(Data records begins)

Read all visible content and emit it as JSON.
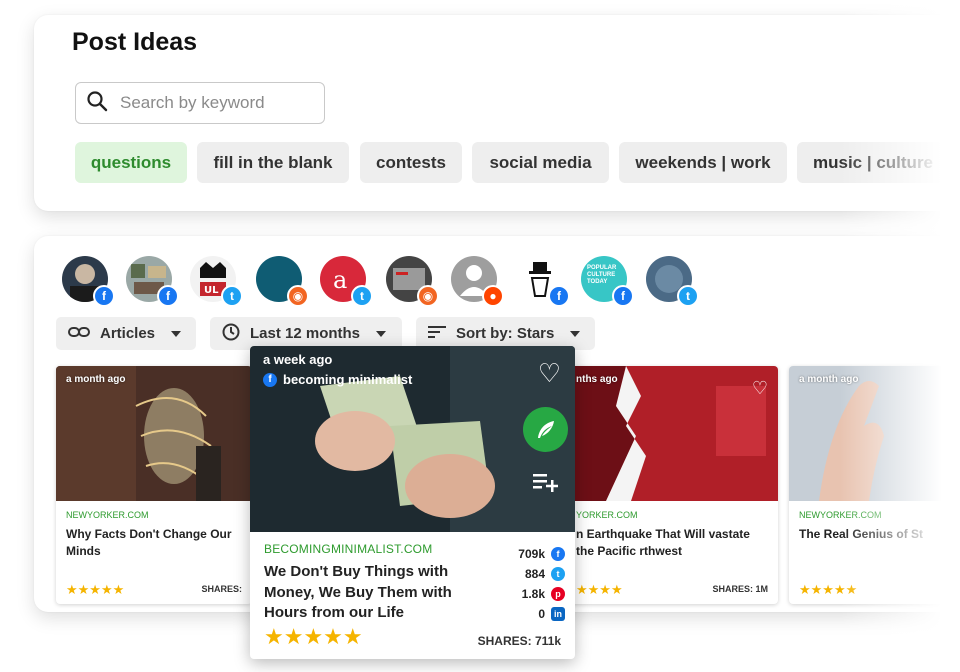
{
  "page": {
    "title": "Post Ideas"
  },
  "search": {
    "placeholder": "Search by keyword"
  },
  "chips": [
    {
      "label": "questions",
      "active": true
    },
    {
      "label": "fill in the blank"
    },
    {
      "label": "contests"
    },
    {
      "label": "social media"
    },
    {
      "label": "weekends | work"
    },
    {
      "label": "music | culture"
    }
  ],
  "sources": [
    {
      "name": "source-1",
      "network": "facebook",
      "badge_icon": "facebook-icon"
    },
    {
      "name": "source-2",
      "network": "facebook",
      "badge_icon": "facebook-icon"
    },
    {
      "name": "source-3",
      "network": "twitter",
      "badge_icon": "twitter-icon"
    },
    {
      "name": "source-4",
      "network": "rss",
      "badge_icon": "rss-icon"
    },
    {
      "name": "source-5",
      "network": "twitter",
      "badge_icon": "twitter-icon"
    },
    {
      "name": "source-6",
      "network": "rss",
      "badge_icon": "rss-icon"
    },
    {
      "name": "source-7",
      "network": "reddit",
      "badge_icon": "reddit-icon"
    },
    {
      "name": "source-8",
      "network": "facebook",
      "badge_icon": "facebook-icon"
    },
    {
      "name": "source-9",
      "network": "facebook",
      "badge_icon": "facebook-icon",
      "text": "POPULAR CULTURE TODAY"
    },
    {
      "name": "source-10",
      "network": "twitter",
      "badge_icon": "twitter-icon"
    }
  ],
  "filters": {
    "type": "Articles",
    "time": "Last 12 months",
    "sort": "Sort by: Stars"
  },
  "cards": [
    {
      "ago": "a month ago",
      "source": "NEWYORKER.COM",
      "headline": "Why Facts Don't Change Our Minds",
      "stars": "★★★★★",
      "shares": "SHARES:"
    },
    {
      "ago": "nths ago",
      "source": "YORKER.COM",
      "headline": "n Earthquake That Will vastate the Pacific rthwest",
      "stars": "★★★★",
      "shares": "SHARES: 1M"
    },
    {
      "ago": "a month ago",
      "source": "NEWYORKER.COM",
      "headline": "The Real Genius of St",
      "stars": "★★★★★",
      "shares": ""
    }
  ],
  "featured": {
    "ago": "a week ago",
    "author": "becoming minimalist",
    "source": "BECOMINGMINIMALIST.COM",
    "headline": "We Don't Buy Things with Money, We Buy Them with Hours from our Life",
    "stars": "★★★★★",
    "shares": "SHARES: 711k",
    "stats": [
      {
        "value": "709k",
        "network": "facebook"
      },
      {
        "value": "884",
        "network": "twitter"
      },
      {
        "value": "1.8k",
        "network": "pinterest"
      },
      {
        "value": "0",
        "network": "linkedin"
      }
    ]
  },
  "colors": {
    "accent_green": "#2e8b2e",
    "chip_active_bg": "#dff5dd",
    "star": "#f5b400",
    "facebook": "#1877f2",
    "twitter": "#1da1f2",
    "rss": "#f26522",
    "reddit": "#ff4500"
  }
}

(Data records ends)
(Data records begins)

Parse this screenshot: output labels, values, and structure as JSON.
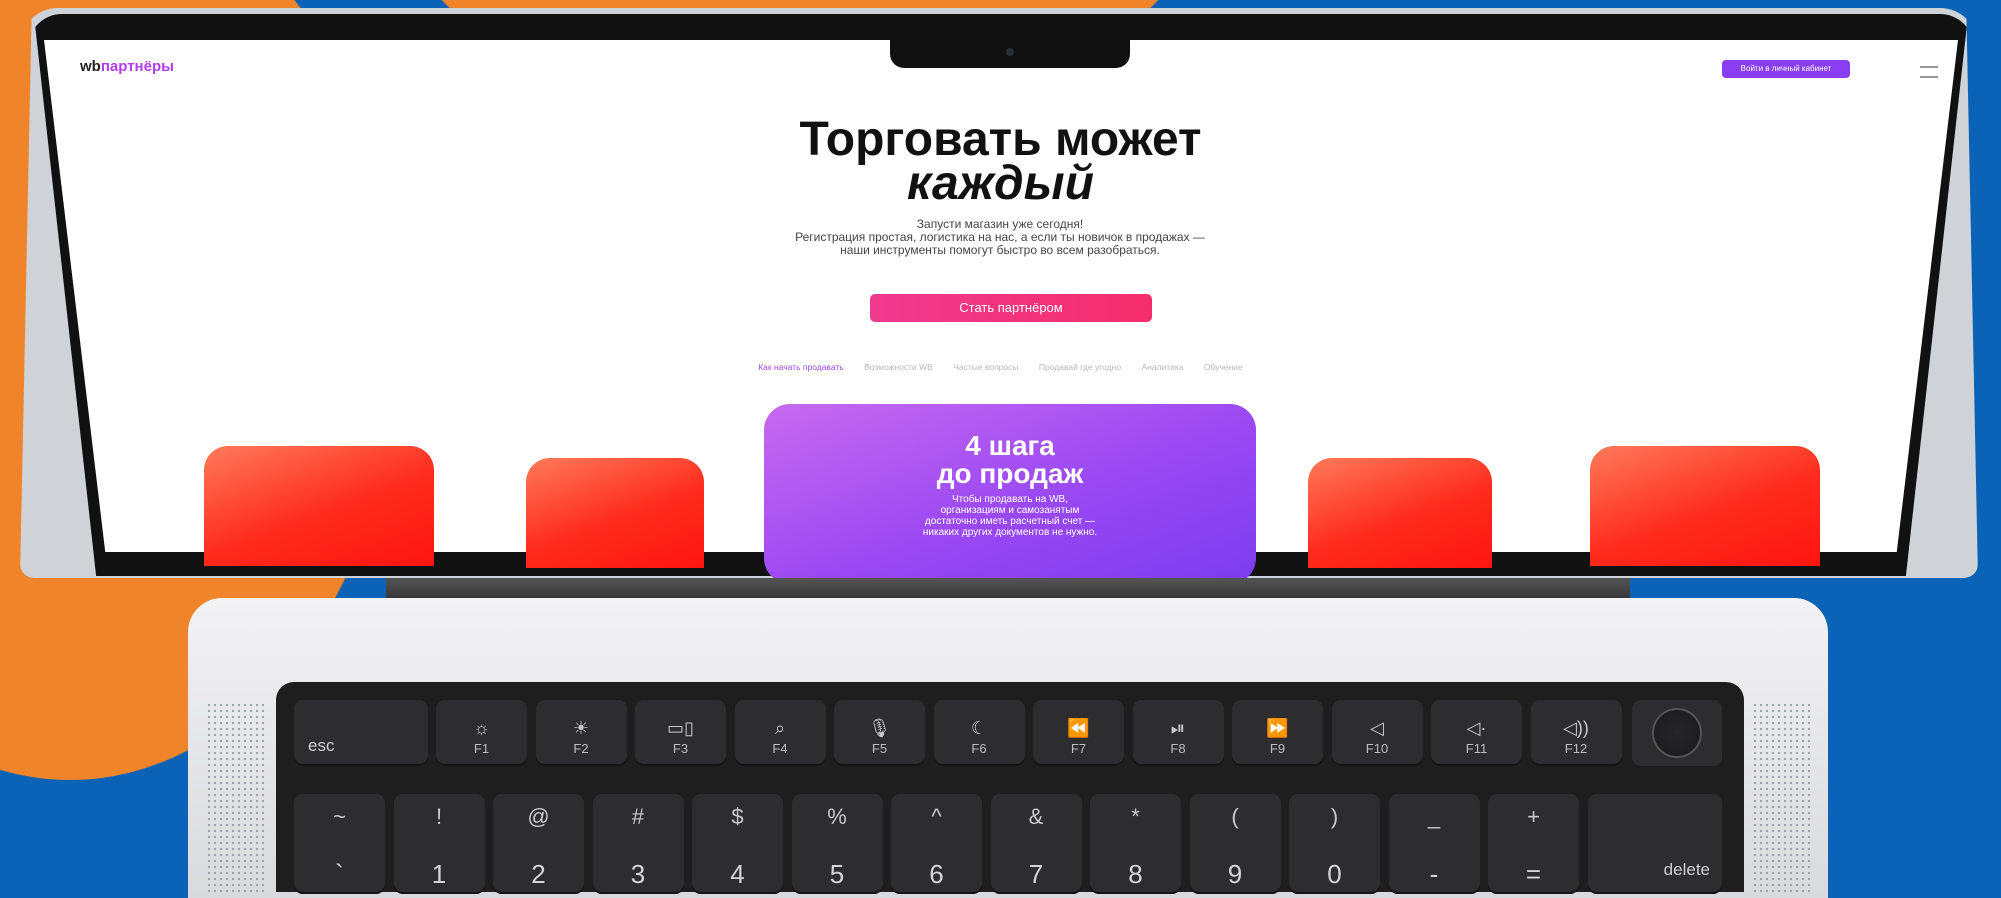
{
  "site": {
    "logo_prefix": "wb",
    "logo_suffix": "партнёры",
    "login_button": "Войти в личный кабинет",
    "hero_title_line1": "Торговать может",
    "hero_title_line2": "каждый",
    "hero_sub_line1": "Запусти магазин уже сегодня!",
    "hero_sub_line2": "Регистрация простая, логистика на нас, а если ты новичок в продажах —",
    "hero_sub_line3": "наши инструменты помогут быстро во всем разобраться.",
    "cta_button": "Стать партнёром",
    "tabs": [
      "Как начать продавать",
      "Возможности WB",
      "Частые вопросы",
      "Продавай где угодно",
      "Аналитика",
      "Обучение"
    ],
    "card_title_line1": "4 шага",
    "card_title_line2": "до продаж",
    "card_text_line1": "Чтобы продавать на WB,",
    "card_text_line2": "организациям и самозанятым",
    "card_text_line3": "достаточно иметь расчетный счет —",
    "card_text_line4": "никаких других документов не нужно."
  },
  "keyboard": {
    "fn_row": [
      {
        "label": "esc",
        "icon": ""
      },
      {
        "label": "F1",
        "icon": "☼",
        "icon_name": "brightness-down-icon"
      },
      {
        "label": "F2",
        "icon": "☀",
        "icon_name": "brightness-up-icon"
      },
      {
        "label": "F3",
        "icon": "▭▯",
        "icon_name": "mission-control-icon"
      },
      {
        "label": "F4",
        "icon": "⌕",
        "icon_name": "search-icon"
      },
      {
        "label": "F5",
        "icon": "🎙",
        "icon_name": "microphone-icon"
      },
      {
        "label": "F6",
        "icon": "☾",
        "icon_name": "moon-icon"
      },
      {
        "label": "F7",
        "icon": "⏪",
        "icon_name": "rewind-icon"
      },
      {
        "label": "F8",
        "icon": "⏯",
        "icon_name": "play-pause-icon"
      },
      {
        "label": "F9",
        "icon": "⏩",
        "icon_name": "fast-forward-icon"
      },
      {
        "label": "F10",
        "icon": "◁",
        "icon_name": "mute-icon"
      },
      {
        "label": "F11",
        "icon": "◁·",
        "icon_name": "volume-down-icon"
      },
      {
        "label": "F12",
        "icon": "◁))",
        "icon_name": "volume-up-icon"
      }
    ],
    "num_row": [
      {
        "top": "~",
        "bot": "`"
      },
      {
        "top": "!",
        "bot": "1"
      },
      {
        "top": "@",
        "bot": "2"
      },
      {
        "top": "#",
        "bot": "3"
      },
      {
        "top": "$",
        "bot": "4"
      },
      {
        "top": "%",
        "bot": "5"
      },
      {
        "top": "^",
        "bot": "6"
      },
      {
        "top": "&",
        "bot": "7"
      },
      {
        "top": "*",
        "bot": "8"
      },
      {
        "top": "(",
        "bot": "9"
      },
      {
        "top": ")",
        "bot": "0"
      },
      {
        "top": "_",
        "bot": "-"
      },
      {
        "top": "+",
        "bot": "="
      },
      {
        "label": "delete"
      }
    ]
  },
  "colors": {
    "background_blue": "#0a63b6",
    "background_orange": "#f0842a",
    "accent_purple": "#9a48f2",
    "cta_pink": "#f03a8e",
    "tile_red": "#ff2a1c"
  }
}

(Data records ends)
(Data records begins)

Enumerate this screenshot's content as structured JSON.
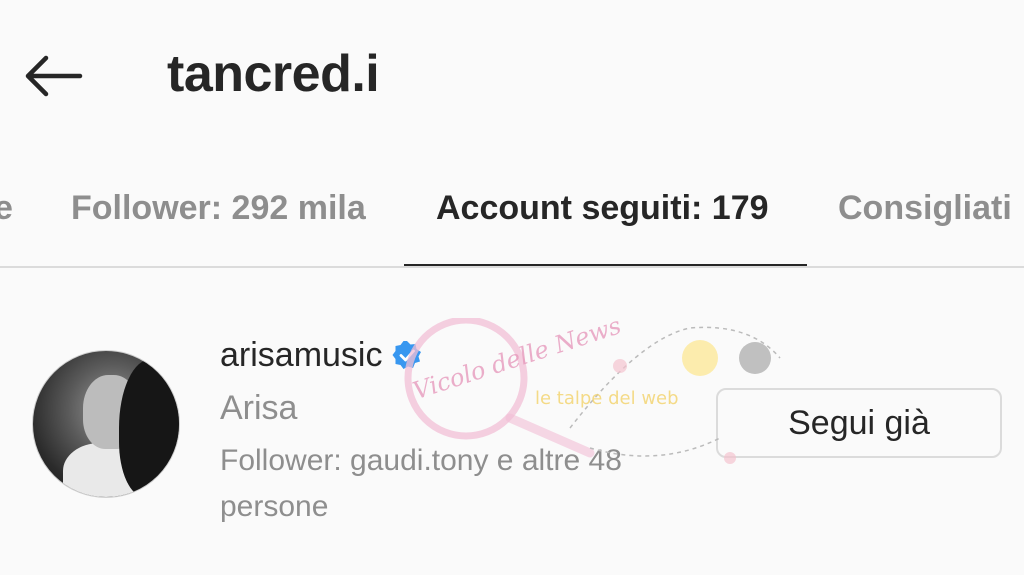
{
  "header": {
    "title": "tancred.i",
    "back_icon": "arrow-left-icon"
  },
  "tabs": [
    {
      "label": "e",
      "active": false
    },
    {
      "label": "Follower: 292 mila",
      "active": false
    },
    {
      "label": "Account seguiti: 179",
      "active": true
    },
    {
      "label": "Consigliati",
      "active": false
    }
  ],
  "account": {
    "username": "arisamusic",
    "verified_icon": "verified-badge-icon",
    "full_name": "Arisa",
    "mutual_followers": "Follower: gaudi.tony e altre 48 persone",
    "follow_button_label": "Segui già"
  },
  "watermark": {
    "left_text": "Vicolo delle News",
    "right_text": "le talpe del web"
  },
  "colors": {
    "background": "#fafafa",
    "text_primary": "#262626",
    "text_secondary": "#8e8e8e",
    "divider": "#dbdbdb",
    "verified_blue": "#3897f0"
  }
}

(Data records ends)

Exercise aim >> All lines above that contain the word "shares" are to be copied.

Answer to the exercise >>
      "shares": "SHARES:"
      "shares": "SHARES: 1M"
      "shares": ""
    "shares": "SHARES: 711k",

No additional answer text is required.